Her guests included Uma Thurman, Christina Ricci, the R&B singer Ne-Yo, "Mad Men" actress Christina Hendricks and "Downton Abbey" star Michelle Dockery.
The packed crowd was regaled with elegant, ethereal gowns featuring geometric motifs enhanced by the layering of fabrics, which gave them the appearance of constant movement.
The inspiration? Kinetic art, or art in motion. "It's the reaction of two layers -- I find that this is totally kinetic," Herrera said in a post-show interview, as well-wishers crushed around her. "It creates its own movement."
Holmes and Yang said their spring collection is about wearable elegance.
The mix they offered included a black silk V-neck gown with leather trim and a khaki camp-style shirtdress with a lace-up V at the neck.
The duo said they wanted to start their business quietly, grow slowly and do it right.
Zac Posen: Zac Posen started draping his collection almost three months ago, and he was still doing it right up until the first look appeared on the runway.
It wasn't a last-minute rush -- in fact, everything seemed incredibly quiet just before his show on Sunday night. It simply takes that long to hand-pleat chiffon and hand-paint organza. "Given the intensity of this collection, it has all been very calm," he said.
Posen even took a nap for almost an hour after the final sound and lighting checks, and before receiving a pep talk by phone from friend Naomi Campbell.
Models are important to Posen: Their loyalty and enthusiasm launched his career. Coco Rocha wore the first look on the catwalk, a pale-pink chiffon cape dress. Lindsey Wixson wore an ivory-colored bustier gown and go-to Posen muse Crystal Renn wore a lemon-colored frock with a wisteria print and fluttery short sleeves.
Derek Lam: Derek Lam's clothes always have a pronounced urban edge. For spring, he wanted to be playful, too.

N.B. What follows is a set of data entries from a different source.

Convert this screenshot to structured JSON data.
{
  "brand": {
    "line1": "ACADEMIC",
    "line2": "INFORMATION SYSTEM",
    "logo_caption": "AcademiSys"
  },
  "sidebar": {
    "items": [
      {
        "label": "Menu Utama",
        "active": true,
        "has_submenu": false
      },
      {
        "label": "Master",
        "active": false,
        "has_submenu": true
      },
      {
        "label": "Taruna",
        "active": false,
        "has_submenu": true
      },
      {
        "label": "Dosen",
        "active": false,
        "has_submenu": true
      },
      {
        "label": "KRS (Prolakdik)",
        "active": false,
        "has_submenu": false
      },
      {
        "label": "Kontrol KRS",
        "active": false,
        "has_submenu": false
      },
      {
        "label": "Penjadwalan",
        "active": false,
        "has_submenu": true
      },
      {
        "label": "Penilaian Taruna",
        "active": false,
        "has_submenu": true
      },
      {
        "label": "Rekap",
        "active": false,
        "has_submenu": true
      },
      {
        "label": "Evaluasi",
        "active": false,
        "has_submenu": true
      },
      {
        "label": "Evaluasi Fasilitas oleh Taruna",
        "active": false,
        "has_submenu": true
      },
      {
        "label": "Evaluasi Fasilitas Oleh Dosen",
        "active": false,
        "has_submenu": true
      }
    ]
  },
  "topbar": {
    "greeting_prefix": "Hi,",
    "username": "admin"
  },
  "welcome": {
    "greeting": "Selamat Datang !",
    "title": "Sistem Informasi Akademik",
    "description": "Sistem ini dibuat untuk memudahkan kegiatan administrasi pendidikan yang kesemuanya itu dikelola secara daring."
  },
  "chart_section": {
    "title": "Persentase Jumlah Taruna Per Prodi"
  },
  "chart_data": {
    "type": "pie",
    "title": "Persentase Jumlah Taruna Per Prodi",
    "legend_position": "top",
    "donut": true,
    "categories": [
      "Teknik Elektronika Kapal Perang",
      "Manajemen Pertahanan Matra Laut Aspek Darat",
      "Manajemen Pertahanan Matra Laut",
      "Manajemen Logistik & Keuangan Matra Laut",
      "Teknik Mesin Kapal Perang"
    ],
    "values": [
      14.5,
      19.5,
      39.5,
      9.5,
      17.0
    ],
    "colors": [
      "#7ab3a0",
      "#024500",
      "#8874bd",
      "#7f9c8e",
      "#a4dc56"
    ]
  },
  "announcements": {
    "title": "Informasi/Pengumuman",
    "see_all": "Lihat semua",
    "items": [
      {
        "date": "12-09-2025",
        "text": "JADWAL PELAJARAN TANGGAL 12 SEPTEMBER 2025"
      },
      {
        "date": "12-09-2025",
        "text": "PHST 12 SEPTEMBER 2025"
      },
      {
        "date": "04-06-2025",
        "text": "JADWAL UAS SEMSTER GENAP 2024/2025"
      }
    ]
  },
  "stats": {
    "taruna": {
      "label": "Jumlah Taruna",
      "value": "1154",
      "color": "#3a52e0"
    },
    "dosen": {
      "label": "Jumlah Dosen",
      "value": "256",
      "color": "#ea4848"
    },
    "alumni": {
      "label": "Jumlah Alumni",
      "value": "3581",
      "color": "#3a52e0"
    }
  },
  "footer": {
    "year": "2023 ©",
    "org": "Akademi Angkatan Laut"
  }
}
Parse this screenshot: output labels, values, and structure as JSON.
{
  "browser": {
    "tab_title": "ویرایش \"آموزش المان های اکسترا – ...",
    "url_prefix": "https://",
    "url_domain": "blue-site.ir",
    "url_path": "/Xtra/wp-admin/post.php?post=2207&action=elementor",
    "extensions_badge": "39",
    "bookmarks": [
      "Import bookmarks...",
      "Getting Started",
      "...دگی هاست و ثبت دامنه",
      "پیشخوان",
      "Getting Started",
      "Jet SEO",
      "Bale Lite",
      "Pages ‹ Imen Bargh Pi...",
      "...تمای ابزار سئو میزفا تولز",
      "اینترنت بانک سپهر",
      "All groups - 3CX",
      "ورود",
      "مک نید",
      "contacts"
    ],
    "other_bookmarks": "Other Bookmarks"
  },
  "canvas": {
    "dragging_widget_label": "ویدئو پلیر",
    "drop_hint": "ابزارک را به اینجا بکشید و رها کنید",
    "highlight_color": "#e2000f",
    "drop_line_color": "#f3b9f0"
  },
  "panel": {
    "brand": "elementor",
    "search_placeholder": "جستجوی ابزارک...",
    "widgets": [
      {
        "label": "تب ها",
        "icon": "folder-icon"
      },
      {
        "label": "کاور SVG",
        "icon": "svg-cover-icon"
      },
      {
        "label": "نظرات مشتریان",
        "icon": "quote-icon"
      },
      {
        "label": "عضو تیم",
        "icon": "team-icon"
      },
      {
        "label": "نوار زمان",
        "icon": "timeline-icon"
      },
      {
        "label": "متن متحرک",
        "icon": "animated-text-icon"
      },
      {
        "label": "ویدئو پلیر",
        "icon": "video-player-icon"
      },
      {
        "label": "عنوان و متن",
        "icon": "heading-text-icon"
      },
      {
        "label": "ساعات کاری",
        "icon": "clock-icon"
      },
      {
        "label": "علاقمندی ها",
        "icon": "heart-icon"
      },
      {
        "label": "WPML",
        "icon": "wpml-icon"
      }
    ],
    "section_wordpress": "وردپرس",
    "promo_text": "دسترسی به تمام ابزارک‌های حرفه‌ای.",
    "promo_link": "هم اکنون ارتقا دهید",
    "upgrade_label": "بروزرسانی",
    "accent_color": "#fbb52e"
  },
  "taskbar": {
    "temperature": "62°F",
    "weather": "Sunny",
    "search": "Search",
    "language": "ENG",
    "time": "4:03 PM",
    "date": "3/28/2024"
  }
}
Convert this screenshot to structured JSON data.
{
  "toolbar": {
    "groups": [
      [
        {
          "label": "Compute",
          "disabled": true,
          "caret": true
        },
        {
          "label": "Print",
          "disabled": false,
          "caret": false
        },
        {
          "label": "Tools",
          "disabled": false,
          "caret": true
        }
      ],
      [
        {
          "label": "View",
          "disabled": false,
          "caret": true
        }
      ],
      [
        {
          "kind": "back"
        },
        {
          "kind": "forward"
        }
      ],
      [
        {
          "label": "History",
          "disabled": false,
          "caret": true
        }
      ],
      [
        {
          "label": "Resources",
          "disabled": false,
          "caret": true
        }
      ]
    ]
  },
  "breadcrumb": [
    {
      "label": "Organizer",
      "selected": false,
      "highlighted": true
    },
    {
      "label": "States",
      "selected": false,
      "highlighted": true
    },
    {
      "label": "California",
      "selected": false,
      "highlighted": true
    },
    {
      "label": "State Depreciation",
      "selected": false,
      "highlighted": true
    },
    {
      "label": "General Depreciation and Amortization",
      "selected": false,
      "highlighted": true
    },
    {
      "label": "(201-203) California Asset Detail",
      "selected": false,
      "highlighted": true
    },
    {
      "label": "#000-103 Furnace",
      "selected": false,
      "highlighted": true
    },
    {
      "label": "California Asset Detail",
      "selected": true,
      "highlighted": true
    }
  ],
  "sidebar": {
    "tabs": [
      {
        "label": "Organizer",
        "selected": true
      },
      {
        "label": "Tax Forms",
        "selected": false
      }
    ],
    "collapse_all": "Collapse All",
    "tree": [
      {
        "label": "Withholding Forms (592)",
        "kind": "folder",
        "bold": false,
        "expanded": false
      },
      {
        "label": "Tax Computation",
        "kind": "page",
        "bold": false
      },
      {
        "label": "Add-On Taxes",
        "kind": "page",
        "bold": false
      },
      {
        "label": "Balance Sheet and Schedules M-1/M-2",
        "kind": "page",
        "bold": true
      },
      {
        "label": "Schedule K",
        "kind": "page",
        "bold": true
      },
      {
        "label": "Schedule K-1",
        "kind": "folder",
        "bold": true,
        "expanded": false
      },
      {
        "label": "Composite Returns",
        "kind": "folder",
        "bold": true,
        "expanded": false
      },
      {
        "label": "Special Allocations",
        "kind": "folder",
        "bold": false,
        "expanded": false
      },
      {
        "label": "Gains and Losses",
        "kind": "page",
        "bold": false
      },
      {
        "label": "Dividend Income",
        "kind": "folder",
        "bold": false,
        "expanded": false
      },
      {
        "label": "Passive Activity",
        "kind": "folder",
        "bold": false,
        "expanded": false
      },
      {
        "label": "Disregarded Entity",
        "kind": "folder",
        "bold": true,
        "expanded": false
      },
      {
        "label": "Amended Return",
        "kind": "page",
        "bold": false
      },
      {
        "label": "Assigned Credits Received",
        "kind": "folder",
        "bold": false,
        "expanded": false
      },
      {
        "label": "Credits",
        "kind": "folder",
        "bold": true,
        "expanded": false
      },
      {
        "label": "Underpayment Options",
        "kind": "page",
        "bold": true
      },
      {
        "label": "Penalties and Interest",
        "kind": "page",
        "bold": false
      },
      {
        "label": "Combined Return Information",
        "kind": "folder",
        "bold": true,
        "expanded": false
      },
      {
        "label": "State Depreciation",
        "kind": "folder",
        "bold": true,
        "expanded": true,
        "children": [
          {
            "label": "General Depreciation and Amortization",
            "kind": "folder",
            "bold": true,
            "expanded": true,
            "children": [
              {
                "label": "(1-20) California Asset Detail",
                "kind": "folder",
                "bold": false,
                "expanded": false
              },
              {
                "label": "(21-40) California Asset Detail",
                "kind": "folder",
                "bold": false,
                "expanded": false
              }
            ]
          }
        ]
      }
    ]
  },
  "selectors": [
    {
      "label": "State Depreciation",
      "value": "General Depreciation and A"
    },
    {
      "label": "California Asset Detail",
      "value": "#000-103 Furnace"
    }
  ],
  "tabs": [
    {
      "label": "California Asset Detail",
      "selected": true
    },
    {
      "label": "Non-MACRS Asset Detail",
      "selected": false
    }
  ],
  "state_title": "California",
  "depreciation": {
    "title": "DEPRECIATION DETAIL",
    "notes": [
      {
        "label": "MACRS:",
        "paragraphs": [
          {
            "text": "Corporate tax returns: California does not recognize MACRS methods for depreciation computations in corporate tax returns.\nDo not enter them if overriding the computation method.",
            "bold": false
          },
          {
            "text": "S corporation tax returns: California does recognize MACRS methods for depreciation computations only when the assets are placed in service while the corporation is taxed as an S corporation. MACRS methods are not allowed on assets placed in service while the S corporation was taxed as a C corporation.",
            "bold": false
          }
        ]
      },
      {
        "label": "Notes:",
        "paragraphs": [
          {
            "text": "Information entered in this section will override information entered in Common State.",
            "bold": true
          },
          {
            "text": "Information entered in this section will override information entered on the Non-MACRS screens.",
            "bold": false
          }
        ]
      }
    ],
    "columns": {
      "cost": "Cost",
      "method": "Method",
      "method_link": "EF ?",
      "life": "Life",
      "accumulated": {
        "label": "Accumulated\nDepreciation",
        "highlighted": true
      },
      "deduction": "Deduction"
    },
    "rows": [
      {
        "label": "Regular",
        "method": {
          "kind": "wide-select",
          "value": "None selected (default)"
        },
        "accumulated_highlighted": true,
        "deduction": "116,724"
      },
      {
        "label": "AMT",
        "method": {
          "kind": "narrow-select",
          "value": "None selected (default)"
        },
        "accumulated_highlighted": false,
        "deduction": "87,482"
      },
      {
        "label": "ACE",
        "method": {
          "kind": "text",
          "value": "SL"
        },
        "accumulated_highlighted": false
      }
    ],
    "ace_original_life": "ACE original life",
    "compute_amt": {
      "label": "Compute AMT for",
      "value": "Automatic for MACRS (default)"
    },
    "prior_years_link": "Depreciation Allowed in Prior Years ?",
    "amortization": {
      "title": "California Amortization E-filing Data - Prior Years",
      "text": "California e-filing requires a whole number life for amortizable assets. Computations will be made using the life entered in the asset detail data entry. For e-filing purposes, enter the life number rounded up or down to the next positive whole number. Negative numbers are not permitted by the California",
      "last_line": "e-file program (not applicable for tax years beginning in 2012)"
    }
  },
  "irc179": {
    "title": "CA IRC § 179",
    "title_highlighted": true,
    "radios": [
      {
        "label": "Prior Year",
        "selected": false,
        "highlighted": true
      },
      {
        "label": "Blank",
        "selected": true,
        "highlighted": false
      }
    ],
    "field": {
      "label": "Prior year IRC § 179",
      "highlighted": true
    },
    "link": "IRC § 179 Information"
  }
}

His show had some unexpected nuances such as sparks of bright yellow, breaking up his usual crisp color palette of black, white and navy. An elegant yellow crepe strapless gown came in sharp contrast to the series of bold plaids, in black and white or blue and white, that began the show.
"My work has always been rooted in American sportswear. So I'm just loosening it up, relaxing a bit," Lam said.
Edun: There was more than big, bold graphics on display at Edun, the label founded by rocker Bono and his wife, Ali Hewson.
There was also the debut of a new designer -- Danielle Sherman -- and a front row where Bono and Hewson were joined by Trudie Styler, Gina Gershon and Christy Turlington Burns.
The collection was heavy on black-and-white pieces in bold geometric prints: skirts, coats, roomy pants and short tanks over longer, flowing tops. There were also some large, soft gray sweaters, sportswear in bright orange and leather pieces in white, black and a rich cayenne color.
Edun was founded in 2005 by Bono and Hewson to promote change through a trading relationship with Africa. Many of its garments are traditionally produced in Africa or made from fabrics sourced there.
Band of Outsiders: Los Angeles-based designer Scott Sternberg really, really likes "The House of the Rising Sun." The song played many times both before and during his show.
But the collection was inspired by much more than a 1960s vibe, Sternberg said afterward.
"Hollywood noir, sirens, bohemia, and Robert Altman's `The Long Goodbye,"' he said, listing the themes that guided him. "All mixed with something super-sporty, fresh and pure."
Translated into clothes, that meant a lot of very comfortable, sporty yet urban looks which would fit right in Los Angeles -- indeed, the Hollywood sign, or actually the back of it, figured prominently into Sternberg's stylish visuals. But they'd work for a young customer pretty much anywhere else, too, in these informal days.